In all of these applications a simple replacement of IGBTs or Superjunction devices by wide bandgap devices may bring already some benefits. The full potential of wide bandgap devices, however, will only be reached when being combined with perfectly matching topologies and control. In motor drives e.g. replacing the IGBTs of a B6 bridge with SiC MOSFETs may result in better efficiency in light load and urban drive cycles. However, switching speed limitations down to around 5V/ns to avoid e.g. partial discharge in the insulation of the motor windings or reflections in long cables, will prevent to increase switching frequencies substantially. In contrast, changing the topology from a voltage source inverter to a current source inverter, which creates a continuous voltage on the machine, opens up a completely new optimization range both for the electric machine and its inverter. Similarly, a transition from modular single phase power stages into true 3-phase active frontends using synergetic control options enables much higher power density for on-board chargers.
The presentation will start with a few key characteristics of the involved technologies and their perspective and will highlight system advantages of wide bandgap power devices in a few selected key applications such as Onboard chargers and Motor drive.
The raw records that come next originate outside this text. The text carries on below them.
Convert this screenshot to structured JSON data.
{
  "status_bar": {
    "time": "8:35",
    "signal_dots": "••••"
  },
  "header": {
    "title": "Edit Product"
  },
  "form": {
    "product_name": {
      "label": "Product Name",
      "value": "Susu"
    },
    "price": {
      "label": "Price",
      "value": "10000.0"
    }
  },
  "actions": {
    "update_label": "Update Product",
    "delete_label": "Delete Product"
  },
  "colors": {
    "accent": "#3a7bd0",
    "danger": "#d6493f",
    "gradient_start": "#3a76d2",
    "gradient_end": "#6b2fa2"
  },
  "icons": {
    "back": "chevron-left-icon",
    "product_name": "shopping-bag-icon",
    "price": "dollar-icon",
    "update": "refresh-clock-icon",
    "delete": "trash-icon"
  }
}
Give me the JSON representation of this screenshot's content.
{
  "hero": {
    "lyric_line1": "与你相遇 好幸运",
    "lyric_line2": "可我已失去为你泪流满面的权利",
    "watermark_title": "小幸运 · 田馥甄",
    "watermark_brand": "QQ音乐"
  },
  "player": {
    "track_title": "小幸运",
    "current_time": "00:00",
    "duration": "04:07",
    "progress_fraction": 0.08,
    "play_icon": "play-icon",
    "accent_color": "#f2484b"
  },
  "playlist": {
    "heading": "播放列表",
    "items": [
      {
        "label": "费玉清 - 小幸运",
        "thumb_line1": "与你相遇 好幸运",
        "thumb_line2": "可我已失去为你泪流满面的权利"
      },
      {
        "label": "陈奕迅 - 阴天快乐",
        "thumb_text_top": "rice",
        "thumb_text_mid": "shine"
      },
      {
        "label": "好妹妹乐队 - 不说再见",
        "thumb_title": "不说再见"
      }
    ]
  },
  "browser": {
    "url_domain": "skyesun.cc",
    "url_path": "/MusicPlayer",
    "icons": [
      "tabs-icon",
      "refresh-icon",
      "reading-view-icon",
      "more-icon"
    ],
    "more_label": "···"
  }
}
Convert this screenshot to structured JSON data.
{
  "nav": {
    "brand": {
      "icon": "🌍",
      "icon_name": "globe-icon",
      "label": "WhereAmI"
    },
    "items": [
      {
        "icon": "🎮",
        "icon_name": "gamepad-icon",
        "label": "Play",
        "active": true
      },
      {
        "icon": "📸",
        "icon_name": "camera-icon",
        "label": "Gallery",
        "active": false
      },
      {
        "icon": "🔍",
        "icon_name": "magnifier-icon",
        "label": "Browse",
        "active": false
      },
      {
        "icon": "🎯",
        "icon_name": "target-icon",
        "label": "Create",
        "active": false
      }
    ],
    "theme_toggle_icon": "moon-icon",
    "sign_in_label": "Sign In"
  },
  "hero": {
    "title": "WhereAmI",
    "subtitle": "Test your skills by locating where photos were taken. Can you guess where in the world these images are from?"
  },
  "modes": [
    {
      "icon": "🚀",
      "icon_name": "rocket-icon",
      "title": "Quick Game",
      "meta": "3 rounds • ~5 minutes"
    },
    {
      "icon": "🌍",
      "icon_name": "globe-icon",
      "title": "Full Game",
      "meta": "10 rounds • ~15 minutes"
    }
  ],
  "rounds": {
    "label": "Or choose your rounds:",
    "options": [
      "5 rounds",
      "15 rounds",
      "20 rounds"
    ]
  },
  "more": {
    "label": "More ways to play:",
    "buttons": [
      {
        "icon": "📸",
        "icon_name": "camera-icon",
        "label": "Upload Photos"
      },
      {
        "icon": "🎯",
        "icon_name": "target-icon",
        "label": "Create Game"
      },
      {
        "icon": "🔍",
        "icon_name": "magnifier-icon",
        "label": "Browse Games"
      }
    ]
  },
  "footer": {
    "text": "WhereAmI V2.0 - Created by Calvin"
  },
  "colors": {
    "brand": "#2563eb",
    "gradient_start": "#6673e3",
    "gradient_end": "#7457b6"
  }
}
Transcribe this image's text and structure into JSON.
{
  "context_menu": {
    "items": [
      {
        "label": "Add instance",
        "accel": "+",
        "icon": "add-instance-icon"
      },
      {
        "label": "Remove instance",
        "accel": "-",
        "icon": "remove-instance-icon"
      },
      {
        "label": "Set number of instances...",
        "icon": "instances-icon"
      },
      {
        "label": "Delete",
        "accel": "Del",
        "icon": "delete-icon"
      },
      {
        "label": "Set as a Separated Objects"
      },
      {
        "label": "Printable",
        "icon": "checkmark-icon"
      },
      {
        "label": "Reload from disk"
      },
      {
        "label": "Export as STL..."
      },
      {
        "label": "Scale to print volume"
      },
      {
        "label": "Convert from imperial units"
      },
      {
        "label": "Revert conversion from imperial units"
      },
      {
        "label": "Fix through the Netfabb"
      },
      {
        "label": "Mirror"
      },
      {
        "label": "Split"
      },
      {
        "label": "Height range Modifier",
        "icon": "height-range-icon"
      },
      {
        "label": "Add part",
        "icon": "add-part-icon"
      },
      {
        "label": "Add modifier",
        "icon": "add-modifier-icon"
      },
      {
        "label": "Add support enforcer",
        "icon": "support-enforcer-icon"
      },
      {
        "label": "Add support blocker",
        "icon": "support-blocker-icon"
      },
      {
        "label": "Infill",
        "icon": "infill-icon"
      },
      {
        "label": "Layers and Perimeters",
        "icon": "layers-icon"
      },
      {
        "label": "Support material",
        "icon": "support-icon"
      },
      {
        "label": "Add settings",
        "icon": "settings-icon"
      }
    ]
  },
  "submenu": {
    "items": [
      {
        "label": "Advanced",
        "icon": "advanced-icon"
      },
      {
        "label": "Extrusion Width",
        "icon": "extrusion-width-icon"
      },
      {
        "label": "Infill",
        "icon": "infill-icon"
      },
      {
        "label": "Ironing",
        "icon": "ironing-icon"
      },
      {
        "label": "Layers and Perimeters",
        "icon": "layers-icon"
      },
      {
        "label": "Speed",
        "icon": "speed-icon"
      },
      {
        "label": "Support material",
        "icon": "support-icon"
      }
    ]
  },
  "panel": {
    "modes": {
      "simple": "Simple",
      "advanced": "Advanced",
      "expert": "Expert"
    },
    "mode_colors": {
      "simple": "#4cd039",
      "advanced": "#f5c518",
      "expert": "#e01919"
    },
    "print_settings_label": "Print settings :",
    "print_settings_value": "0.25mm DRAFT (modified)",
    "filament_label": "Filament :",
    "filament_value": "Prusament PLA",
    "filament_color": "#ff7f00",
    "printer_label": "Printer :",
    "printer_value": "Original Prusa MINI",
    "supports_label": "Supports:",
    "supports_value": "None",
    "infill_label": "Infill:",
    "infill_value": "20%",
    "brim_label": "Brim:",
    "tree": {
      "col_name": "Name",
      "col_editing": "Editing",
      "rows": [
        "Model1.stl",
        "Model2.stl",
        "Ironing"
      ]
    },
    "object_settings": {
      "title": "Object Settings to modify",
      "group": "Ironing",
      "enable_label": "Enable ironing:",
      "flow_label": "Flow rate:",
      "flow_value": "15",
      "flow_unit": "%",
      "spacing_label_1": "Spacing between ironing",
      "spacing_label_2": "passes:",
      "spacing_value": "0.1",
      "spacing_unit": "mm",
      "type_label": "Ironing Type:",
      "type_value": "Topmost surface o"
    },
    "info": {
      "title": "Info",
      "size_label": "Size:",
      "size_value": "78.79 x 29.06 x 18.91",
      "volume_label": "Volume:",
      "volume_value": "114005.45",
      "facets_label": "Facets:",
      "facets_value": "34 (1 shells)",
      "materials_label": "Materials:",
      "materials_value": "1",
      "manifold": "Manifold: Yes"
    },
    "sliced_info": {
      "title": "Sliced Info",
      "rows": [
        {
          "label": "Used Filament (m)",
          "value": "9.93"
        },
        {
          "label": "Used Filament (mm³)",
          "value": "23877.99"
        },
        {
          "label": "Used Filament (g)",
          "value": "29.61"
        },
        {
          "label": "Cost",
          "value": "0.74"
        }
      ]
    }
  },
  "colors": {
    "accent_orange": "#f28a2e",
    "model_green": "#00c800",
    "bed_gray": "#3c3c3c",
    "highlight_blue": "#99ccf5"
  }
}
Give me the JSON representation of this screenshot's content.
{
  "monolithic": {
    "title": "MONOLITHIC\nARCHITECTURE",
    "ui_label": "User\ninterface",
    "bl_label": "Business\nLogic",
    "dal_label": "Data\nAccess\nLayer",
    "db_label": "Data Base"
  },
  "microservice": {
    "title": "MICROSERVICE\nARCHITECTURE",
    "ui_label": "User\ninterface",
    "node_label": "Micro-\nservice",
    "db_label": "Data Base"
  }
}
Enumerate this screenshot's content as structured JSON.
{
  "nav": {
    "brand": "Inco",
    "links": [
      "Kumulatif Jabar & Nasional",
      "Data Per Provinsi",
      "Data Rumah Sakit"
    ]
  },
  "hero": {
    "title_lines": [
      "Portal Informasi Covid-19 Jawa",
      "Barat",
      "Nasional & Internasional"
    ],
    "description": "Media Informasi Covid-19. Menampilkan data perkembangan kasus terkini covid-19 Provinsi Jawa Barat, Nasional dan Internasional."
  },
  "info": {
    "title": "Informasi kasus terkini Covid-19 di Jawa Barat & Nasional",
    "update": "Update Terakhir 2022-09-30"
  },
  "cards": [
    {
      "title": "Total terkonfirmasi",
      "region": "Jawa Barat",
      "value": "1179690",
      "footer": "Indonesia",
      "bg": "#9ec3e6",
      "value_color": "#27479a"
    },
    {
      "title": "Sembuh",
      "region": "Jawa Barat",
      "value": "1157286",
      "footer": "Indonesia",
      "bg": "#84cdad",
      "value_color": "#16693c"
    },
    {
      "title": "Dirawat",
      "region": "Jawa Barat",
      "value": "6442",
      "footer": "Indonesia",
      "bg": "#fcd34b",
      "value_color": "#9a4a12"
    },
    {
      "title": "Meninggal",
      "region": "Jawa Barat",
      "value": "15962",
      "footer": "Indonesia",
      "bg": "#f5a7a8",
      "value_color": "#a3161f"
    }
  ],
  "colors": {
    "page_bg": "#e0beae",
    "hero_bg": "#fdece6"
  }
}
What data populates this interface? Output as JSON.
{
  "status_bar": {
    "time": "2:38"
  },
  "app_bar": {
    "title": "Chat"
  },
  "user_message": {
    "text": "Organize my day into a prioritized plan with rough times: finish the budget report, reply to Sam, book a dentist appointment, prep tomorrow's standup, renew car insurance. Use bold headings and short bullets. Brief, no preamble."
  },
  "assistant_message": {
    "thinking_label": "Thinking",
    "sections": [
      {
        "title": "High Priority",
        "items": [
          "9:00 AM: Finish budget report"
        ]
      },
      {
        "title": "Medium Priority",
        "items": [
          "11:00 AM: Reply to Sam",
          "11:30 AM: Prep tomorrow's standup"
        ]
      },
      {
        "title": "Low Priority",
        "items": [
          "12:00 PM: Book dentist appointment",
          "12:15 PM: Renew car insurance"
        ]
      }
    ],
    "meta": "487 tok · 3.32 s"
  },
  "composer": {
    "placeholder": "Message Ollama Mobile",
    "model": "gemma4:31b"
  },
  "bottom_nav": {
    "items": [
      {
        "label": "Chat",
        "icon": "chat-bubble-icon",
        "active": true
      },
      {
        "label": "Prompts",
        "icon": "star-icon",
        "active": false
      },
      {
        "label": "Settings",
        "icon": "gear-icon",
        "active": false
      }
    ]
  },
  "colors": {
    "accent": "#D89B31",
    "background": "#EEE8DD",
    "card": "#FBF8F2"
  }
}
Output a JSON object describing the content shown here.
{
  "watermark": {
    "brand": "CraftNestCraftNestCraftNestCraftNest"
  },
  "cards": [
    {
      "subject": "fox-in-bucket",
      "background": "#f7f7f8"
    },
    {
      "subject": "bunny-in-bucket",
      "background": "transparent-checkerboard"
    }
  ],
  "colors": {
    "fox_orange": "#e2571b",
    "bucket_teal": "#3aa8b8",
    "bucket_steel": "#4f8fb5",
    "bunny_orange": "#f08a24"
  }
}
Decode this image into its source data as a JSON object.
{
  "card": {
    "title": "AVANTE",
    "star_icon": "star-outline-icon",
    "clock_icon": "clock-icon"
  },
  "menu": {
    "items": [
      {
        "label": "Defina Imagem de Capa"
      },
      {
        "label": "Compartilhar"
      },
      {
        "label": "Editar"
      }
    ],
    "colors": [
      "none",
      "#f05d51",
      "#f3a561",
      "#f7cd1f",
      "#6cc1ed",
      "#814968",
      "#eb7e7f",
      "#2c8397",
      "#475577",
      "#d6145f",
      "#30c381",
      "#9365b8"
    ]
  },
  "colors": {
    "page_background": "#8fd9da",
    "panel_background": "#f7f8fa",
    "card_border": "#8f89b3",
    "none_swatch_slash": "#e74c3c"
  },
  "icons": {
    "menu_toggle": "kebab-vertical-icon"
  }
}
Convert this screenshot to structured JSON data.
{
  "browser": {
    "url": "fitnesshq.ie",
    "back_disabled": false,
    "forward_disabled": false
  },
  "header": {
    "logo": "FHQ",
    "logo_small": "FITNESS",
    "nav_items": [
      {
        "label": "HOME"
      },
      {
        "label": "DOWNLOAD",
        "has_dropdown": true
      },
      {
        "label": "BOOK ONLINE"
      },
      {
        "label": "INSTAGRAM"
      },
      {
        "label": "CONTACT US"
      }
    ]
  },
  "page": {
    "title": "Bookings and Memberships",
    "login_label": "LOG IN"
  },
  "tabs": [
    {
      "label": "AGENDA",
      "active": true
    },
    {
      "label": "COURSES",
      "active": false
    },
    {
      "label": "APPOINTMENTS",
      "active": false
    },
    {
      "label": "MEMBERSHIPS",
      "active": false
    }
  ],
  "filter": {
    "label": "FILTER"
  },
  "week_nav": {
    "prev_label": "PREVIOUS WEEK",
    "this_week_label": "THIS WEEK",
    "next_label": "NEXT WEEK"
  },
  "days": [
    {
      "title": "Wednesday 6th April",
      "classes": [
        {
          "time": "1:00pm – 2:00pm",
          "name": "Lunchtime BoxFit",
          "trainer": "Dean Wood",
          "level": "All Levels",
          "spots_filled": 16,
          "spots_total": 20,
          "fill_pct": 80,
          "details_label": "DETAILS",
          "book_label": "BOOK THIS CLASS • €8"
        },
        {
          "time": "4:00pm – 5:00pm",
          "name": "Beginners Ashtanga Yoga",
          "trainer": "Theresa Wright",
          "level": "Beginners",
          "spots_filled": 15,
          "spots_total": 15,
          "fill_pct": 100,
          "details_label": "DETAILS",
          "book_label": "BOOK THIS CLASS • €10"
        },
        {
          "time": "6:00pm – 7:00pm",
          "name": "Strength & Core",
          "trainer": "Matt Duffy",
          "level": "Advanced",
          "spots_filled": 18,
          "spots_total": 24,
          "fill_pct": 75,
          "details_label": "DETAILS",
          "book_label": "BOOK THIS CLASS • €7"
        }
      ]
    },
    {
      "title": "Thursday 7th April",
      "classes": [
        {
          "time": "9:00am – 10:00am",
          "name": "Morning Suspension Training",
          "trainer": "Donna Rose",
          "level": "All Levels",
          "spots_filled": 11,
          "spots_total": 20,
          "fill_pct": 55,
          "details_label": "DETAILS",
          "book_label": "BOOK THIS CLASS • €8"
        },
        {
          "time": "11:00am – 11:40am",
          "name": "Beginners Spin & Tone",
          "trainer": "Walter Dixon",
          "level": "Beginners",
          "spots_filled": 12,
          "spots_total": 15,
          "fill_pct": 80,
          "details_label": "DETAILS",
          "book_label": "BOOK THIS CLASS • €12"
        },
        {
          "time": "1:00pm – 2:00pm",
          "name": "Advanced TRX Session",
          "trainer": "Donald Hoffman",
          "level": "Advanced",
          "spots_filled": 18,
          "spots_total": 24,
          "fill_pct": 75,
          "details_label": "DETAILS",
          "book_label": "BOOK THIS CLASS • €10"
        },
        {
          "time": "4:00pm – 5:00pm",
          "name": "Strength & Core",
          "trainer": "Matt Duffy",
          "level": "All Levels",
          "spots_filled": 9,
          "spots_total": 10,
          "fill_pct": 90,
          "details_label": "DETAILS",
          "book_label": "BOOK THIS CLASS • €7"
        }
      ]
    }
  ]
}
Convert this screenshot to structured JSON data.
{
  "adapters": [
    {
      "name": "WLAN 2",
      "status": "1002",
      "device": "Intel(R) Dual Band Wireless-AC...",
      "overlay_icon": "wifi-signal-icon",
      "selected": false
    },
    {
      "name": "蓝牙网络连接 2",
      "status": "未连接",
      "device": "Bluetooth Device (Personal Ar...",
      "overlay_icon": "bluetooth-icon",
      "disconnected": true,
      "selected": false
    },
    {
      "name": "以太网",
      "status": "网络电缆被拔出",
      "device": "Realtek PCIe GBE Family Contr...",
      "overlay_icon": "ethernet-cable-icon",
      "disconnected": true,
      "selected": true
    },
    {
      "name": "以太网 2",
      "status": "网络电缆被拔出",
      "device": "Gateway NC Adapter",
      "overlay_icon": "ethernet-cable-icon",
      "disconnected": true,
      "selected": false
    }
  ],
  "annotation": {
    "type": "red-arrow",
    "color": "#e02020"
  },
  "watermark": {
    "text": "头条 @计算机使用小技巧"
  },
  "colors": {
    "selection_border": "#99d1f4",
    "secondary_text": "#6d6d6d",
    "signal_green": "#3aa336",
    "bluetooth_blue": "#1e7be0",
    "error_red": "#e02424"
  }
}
Dr. Gerald Deboy received the M.S. and Ph.D. degree in physics from the Technical University Munich in 1991 and 1996 respectively. He joined Siemens Corporate Research and Development in 1992 and the Semiconductor Division of Siemens in 1995, which became Infineon Technologies later on. His research interests focused on the development of new device concepts for power electronics, especially the revolutionary COOLMOS™ technology. Since 2004 he was heading the Technical marketing department for power semiconductors Discretes within Infineon Technologies Austria AG. Since 2009 he is leading a business development group specializing on new fields for power electronics. He is a Sr. Member of IEEE and served in the Technical Committee for Power Devices and Integrated Circuits within the Electron Device Society. He has authored and co-authored more than 90 papers in national and international journals including contributions to three student text books. He holds currently 130 granted international patents and has more applications pending.